** Opening Raw data block **
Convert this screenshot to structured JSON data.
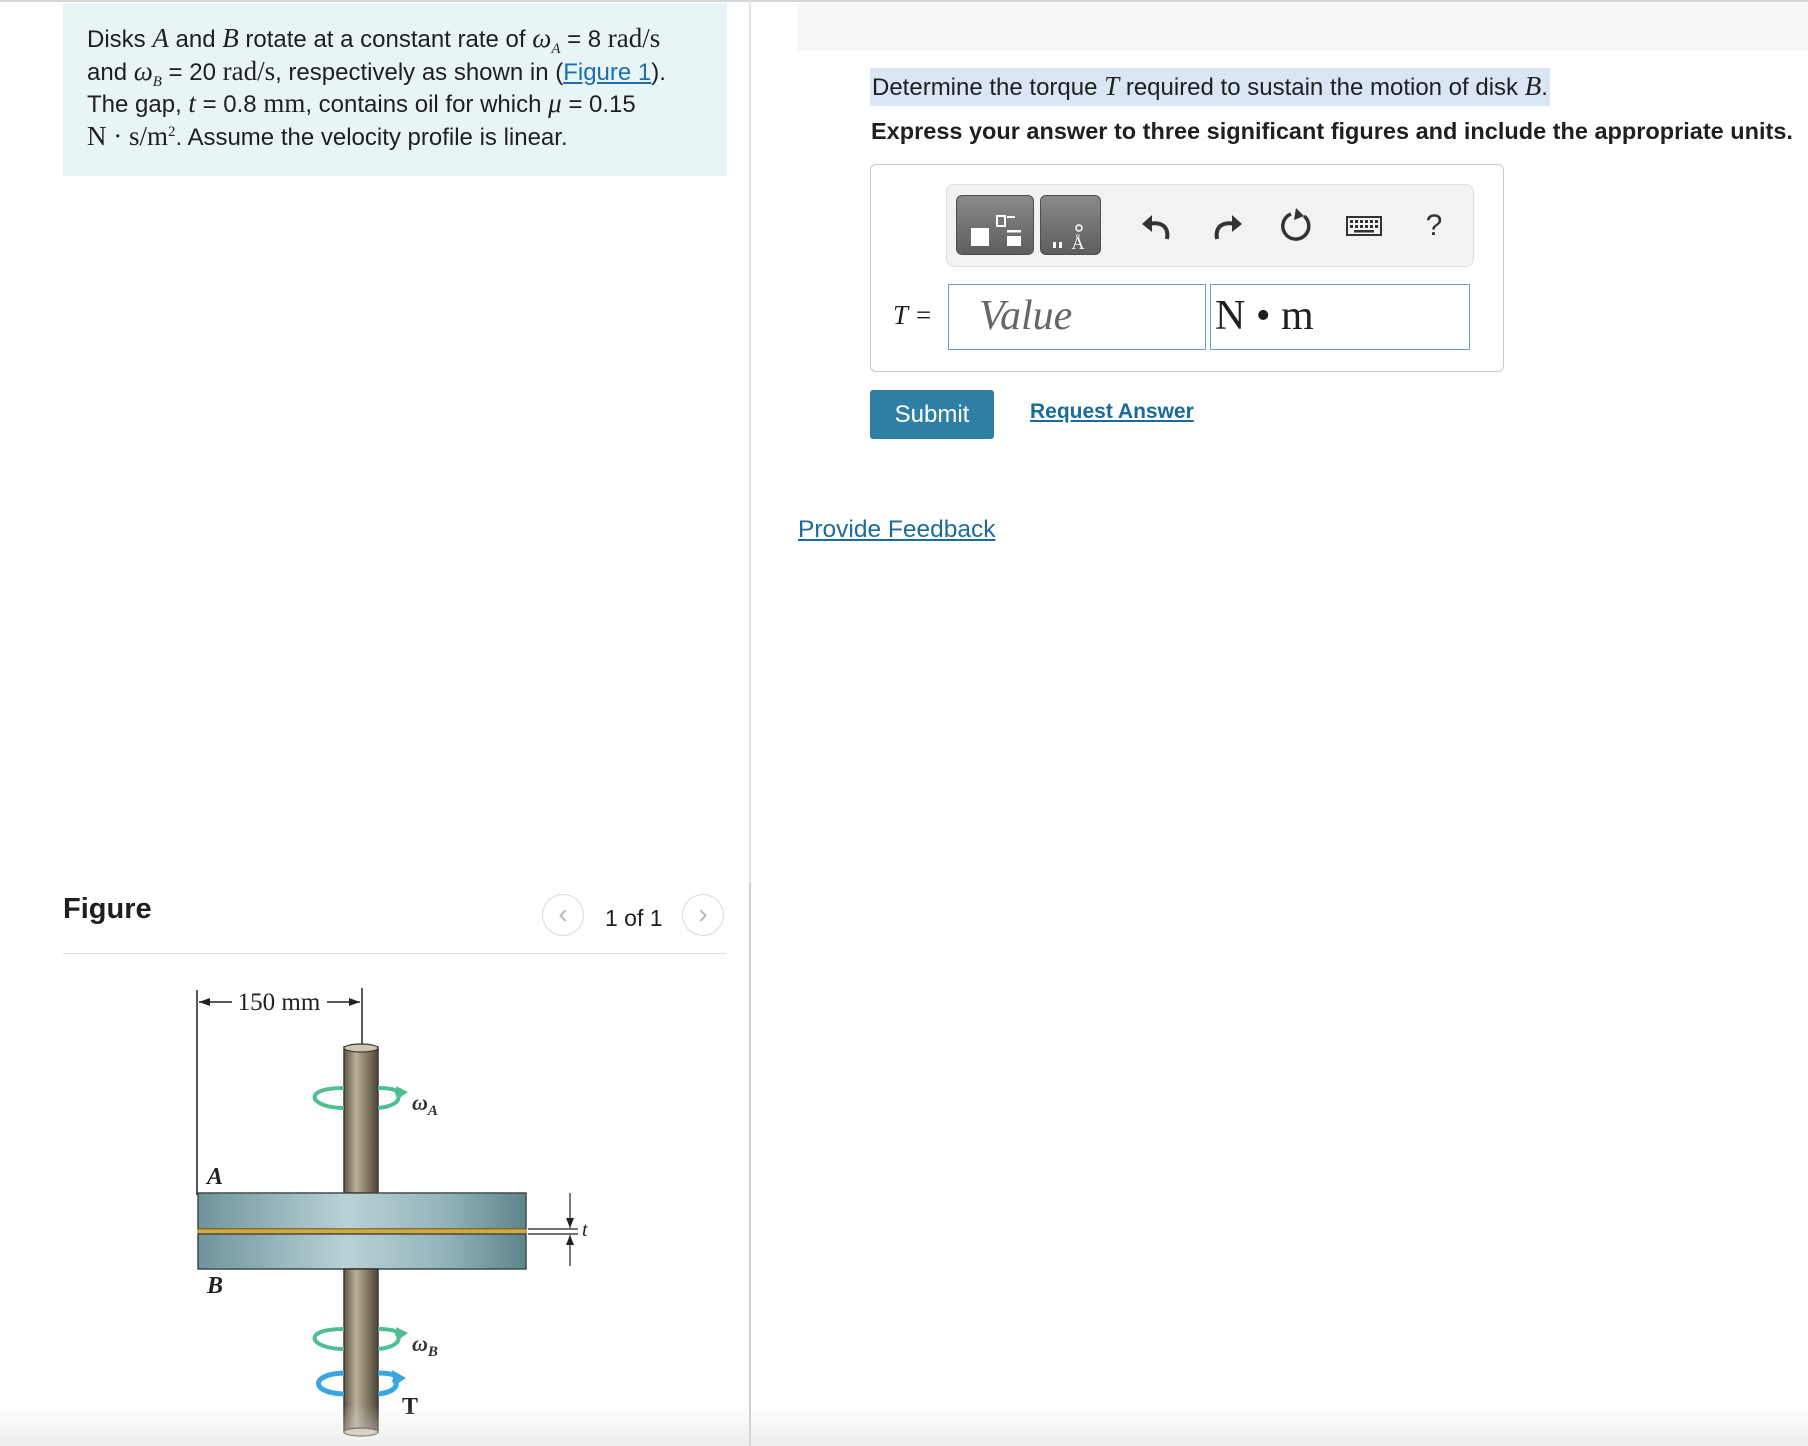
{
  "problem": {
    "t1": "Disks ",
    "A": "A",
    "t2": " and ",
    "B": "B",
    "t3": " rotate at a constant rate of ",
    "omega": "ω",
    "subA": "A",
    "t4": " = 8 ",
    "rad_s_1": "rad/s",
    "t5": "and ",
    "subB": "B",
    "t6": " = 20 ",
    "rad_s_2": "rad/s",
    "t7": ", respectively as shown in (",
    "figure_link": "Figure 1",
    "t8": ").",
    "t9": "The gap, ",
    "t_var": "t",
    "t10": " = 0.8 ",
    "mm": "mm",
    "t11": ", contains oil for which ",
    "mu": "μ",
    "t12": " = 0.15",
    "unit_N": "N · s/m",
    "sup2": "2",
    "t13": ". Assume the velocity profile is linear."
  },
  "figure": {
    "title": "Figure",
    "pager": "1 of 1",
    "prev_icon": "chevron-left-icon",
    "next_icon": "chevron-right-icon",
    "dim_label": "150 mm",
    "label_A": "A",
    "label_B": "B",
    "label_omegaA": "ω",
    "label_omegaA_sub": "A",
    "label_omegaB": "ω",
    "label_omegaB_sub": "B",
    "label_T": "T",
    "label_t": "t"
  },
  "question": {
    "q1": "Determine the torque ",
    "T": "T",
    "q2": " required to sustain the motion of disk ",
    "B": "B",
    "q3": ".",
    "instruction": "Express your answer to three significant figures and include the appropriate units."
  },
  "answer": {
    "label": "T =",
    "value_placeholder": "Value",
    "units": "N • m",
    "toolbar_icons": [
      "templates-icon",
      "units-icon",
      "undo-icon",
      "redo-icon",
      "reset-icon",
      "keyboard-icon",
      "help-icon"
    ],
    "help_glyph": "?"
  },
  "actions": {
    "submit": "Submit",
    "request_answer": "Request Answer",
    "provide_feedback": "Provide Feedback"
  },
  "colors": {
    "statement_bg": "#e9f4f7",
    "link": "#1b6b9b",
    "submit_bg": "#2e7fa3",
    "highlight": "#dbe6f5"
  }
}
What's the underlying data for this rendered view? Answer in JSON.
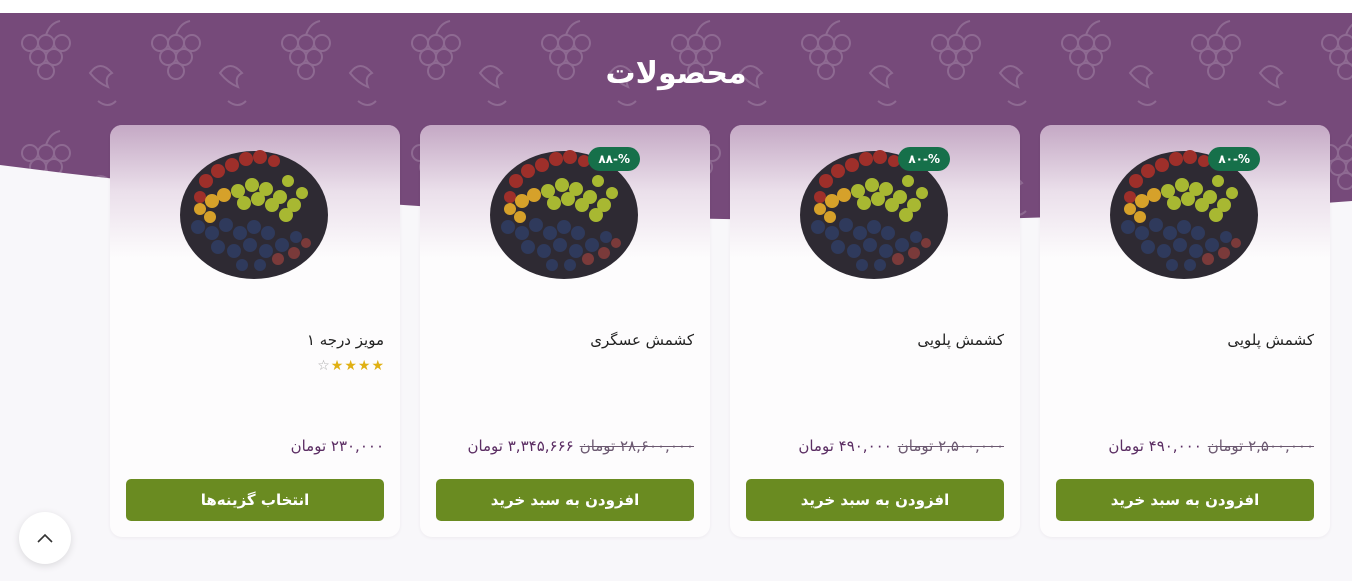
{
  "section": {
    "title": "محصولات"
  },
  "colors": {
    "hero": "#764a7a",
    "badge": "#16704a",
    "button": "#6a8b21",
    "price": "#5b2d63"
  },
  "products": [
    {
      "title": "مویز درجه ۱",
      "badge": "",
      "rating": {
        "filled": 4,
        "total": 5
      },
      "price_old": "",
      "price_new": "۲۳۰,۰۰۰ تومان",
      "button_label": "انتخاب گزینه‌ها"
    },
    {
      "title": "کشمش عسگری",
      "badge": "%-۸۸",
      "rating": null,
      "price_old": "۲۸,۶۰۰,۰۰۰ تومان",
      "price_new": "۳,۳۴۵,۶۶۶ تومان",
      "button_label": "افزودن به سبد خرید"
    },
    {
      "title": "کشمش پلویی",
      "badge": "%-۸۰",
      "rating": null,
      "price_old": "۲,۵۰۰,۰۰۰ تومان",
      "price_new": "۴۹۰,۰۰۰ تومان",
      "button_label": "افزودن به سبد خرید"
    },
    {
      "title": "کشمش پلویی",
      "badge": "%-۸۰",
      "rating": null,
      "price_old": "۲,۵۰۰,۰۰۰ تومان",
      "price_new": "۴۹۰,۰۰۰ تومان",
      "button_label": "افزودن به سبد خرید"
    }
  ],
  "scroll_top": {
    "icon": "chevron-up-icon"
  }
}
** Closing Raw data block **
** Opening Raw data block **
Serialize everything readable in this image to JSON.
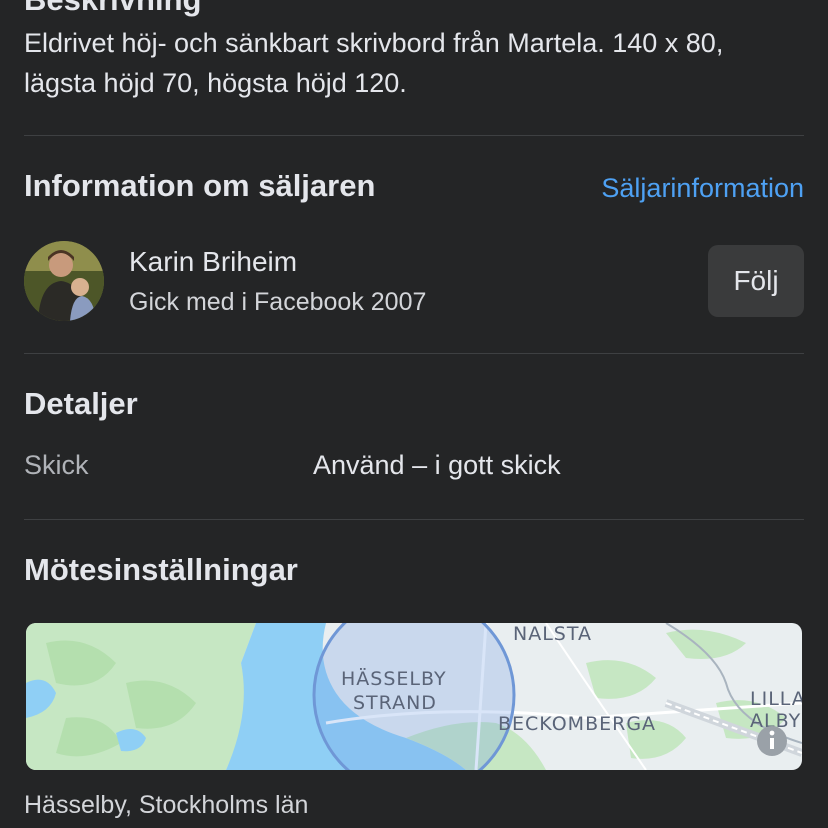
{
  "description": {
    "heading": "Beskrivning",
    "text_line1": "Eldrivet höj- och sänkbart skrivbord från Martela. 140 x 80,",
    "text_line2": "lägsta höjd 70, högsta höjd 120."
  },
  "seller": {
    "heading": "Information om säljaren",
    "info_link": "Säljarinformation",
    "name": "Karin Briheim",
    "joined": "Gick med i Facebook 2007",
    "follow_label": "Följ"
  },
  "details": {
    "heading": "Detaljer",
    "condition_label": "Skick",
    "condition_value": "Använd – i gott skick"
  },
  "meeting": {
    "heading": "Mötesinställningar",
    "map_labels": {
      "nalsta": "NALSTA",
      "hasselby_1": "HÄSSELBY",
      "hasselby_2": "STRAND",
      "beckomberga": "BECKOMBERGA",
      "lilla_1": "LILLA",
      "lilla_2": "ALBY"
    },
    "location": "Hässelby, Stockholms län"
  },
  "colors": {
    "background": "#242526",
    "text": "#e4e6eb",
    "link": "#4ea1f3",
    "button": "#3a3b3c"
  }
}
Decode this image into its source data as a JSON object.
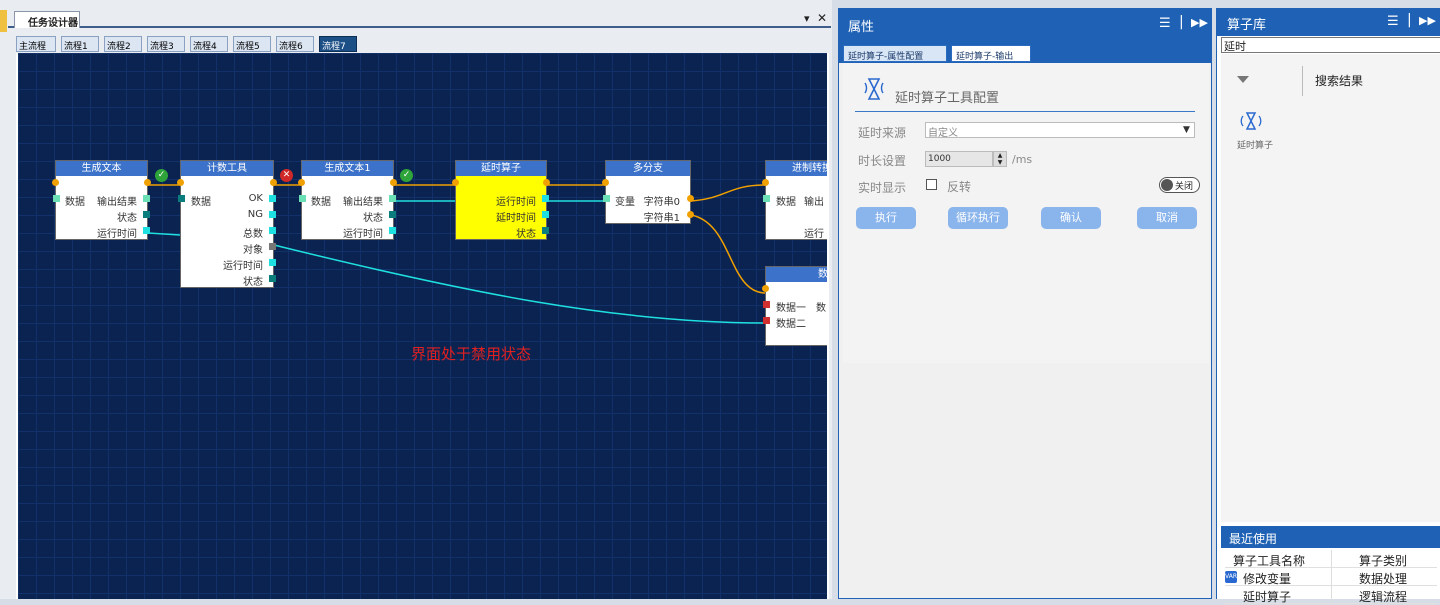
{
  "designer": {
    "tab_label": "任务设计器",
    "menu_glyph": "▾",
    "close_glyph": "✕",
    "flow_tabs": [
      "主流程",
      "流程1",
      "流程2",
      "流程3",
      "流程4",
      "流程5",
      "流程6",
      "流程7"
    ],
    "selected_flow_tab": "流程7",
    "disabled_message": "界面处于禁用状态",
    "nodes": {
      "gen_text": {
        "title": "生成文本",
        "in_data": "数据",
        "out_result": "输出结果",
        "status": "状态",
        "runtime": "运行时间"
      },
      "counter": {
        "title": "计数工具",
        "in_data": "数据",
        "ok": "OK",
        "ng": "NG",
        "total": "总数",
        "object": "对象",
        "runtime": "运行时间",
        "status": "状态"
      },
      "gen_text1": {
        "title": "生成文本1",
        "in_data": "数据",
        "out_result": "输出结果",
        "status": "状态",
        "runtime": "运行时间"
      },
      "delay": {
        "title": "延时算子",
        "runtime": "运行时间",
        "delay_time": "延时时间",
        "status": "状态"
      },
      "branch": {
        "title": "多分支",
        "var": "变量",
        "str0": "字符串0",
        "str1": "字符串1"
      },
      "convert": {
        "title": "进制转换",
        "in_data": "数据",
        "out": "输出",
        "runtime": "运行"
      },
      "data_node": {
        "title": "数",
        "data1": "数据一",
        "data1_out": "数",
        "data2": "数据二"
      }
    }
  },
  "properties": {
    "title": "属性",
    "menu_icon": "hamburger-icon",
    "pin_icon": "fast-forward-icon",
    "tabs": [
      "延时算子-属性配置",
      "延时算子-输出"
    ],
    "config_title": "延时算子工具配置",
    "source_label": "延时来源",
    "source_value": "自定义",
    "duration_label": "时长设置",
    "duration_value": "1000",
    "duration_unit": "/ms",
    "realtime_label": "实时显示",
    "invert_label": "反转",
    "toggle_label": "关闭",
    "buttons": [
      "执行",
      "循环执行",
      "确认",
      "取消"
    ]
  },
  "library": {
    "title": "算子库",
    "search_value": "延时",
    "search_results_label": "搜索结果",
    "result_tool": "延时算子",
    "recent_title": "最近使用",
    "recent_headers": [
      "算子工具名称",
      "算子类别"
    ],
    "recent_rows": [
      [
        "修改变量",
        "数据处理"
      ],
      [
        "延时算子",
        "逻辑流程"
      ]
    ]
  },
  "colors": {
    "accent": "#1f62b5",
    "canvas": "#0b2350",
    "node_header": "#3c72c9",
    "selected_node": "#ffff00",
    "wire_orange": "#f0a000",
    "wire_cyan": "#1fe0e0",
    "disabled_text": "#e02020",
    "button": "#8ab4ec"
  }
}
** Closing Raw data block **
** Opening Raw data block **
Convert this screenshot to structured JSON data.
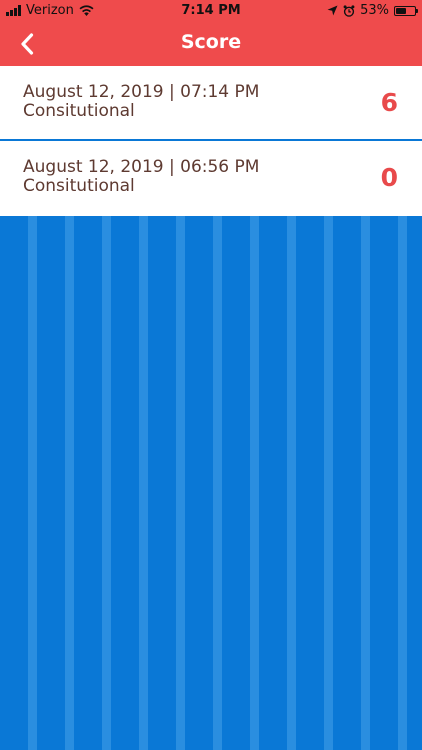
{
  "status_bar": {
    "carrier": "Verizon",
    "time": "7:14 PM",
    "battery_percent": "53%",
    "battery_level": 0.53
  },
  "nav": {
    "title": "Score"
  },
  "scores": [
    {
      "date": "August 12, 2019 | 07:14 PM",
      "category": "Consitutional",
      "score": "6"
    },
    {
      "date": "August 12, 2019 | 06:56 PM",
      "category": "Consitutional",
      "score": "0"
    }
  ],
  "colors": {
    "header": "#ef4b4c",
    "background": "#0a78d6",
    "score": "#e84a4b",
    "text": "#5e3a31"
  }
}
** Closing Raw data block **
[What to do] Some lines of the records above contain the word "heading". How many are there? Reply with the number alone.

[Solved problem] 4